Autism and Baclofen Recent studies in autism have shown the effectiveness of STX209, a drug which is chemically similar to Baclofen in the treatment of autism.  It is 10 times more potent than Baclofen and target the same Gaba receptor.  Not available to the public until at least 2013 it give hope for the treatment … Continue reading Autism and Baclofen

Baclofen for Acute Alcohol Withdrawal

  Acute alcohol withdrawal symptoms Baclofen Can Ease Symptoms of Acute Alcohol Withdrawal Bob Roehr Authors and Disclosures Print This Email this ShareNovember 12, 2010 (Denver, Colorado) — A small study in Minnesota has replicated findings from Italy indicating that off-label use of the gamma-aminobutyric acid–derivative baclofen is effective in treating symptoms of alcohol withdrawal … Continue reading Baclofen for Acute Alcohol Withdrawal

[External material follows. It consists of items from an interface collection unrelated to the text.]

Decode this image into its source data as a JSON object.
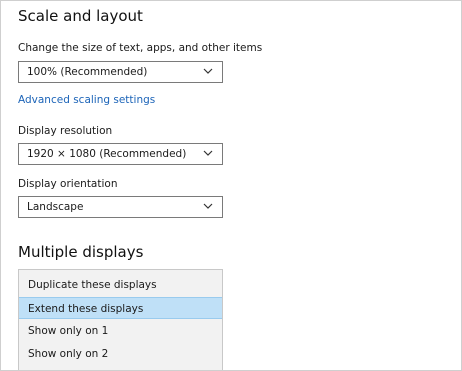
{
  "scale_layout": {
    "title": "Scale and layout",
    "size_label": "Change the size of text, apps, and other items",
    "size_value": "100% (Recommended)",
    "advanced_link": "Advanced scaling settings",
    "resolution_label": "Display resolution",
    "resolution_value": "1920 × 1080 (Recommended)",
    "orientation_label": "Display orientation",
    "orientation_value": "Landscape"
  },
  "multiple_displays": {
    "title": "Multiple displays",
    "options": [
      "Duplicate these displays",
      "Extend these displays",
      "Show only on 1",
      "Show only on 2"
    ],
    "selected": "Extend these displays"
  },
  "colors": {
    "link": "#1c64b8",
    "selected_bg": "#bfe0f7",
    "list_bg": "#f2f2f2"
  },
  "icons": {
    "dropdown": "chevron-down-icon"
  }
}
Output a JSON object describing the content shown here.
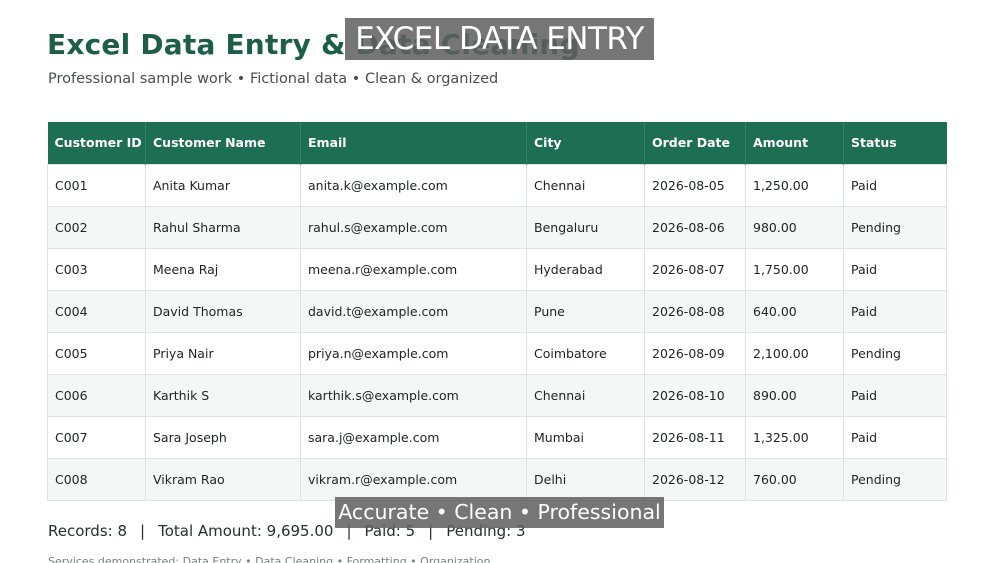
{
  "header": {
    "title": "Excel Data Entry & Data Cleaning",
    "subtitle": "Professional sample work • Fictional data • Clean & organized"
  },
  "overlay": {
    "top_text": "EXCEL DATA ENTRY",
    "bottom_text": "Accurate • Clean • Professional"
  },
  "table": {
    "columns": [
      "Customer ID",
      "Customer Name",
      "Email",
      "City",
      "Order Date",
      "Amount",
      "Status"
    ],
    "rows": [
      [
        "C001",
        "Anita Kumar",
        "anita.k@example.com",
        "Chennai",
        "2026-08-05",
        "1,250.00",
        "Paid"
      ],
      [
        "C002",
        "Rahul Sharma",
        "rahul.s@example.com",
        "Bengaluru",
        "2026-08-06",
        "980.00",
        "Pending"
      ],
      [
        "C003",
        "Meena Raj",
        "meena.r@example.com",
        "Hyderabad",
        "2026-08-07",
        "1,750.00",
        "Paid"
      ],
      [
        "C004",
        "David Thomas",
        "david.t@example.com",
        "Pune",
        "2026-08-08",
        "640.00",
        "Paid"
      ],
      [
        "C005",
        "Priya Nair",
        "priya.n@example.com",
        "Coimbatore",
        "2026-08-09",
        "2,100.00",
        "Pending"
      ],
      [
        "C006",
        "Karthik S",
        "karthik.s@example.com",
        "Chennai",
        "2026-08-10",
        "890.00",
        "Paid"
      ],
      [
        "C007",
        "Sara Joseph",
        "sara.j@example.com",
        "Mumbai",
        "2026-08-11",
        "1,325.00",
        "Paid"
      ],
      [
        "C008",
        "Vikram Rao",
        "vikram.r@example.com",
        "Delhi",
        "2026-08-12",
        "760.00",
        "Pending"
      ]
    ]
  },
  "summary": {
    "records": "Records: 8",
    "total": "Total Amount: 9,695.00",
    "paid": "Paid: 5",
    "pending": "Pending: 3",
    "separator": "|"
  },
  "footer": {
    "text": "Services demonstrated: Data Entry • Data Cleaning • Formatting • Organization"
  },
  "colors": {
    "header_green": "#1d6e52",
    "title_green": "#1d5e46",
    "overlay_gray": "#5f5f5f"
  }
}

Withdrawing from Baclofen – Risks of Rapid Withdrawal

Risks of withdrawal It is important to have a doctor supervise taking Baclofen.  There are significant side effects of taking too much Baclofen and withdrawing too quickly.  Dosage should be increased so as not to bring on side effects and when unwanted side effects are noticed, dosage should be reduced slightly to eliminate them. Too … Continue reading Withdrawing from Baclofen – Risks of Rapid Withdrawal

Baclofen and Opiates

Baclofen and Opiates - one man's story  My addiction testimony. My name is Pascal Gramme and I live in Belgium.I was addicted to opiates, benzodiazepines, and antidepressants.It all started one day in March 1993, a day I will never forget.This particular morning, I was at work and suffering from a severe toothache. The day seemed very inauspicious, … Continue reading Baclofen and Opiates